After graduation he changed course again—leaving the Midwest for life as a law school student at NYU.
Choi attended NYU for three and a half years. He continued composing songs on his computer, dubbing his musical project “St. Lenox.” As he struggled with ambivalent feelings about leaving Ohio and moving to New York City, his recent relocation and recollections of his Midwestern youth emerged as common themes in his songwriting. He recorded a five-track EP about the transitional phase he was going through and sent it to Bela Koe-Krompecher from Anyway Records in Columbus. Koe-Krompecher liked it and suggested recording more songs for a full release, which eventually became St. Lenox’s first record, 10 Songs about Memory and Hope, released in January. The music sounds ultramodern yet familiar, like the spot on the radio dial between two stations where genres intersect through the static.
One item appears to be conspicuously absent from the album: violin. Perhaps a sample of it is buried somewhere, but none of the instrument itself. It’s an unexpected choice for a former phenom, akin to Adele putting out an instrumental mixtape. It shows ample confidence in the distinctive texture of his vocals, and especially, a willingness to succeed or fail based on his talent as a songwriter.
For now, he’s still promoting the first album by scheduling shows when he can, which became more challenging about six months ago. That’s when he graduated from NYU and became a fulltime lawyer.
I called him on a Monday night, 9 p.m., and he answered in the foyer of the Manhattan law firm where he works. He’s a lawyer by day, and also by night, and he’s a pop singer somewhere in the stolen moments in between.
Lately he’s taken to arriving to his shows in the same suit he wears to work, a gimmick inspired by people telling him he should dress up for the stage. He confessed that he has no idea what the costume of a singer should be—a funny hat perhaps? It’s also a statement: he never stops being either the singer or the lawyer. Even the name St. Lenox is a bastardized version of a subway sign (148th St. – Lenox Terminal) at a stop where he used to wake up on the train during his endless and indistinguishable days and nights as a law school student. Pretending he isn’t one of those two identities doesn’t make him more of the other, and if he begins dressing otherwise doesn’t it become more artifice than art?
“Once you get past that—where you are just okay with looking like an idiot in front of other people—once you get rid of that, you can really do anything up on stage.”

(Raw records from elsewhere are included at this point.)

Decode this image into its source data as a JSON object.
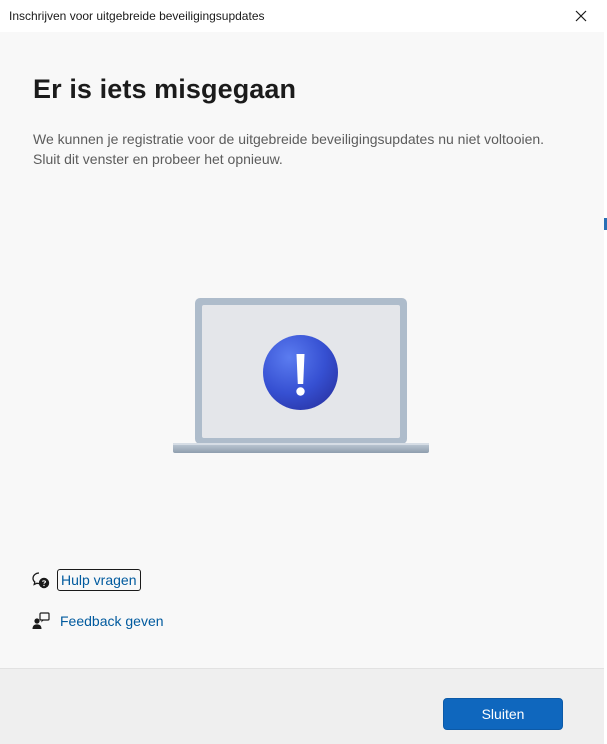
{
  "window": {
    "title": "Inschrijven voor uitgebreide beveiligingsupdates"
  },
  "main": {
    "heading": "Er is iets misgegaan",
    "description": "We kunnen je registratie voor de uitgebreide beveiligingsupdates nu niet voltooien. Sluit dit venster en probeer het opnieuw."
  },
  "links": {
    "help": "Hulp vragen",
    "feedback": "Feedback geven"
  },
  "footer": {
    "close_button": "Sluiten"
  },
  "icons": {
    "close": "close-icon",
    "illustration": "laptop-warning-icon",
    "help": "help-chat-icon",
    "feedback": "feedback-person-icon"
  },
  "colors": {
    "accent": "#0f67be",
    "link": "#005a9e",
    "warning_circle": "#3b54d4"
  }
}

And so he spends most of his time working in Manhattan, and he composes new songs when he can, and then he goes from the law firm to his second job at karaoke bars to prepare for upcoming live shows. During the week leading up to the gig, he heads there as often as every other night to warm up. He belts at the Karaoke Cave, just all belting, aiming his tremulous, powerful voice toward the back of the room.
At the beginning of May, he released the entire instrumental version of 10 Songs about Memory and Hope to the public for free. He encouraged people to use its tracks for remixes and bring them to open mics on an MP3 player for their own performances. He doesn’t want to evangelize, but he believes in open mics and the sacred art of karaoke, and their cultural value as forms of expression.

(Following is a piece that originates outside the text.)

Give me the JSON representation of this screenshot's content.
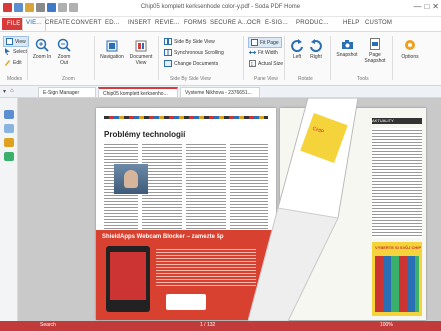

Maybe someday a fan will reinterpret his instrumental album in a similar fashion to how he began. That fan may stumble into Karaoke Cave on a star-crossed night—and there will be St. Lenox, singing R.E.M. or Counting Crows, but not sounding at all like Michael Stipe or Adam Duritz, and not even trying to. He’ll perform like only St. Lenox can. Maybe that fan will get on stage after him and sing one of St. Lenox’s songs. And hopefully it will no longer sound anything like his own.
All the music already exists, it’s only waiting for a new voice.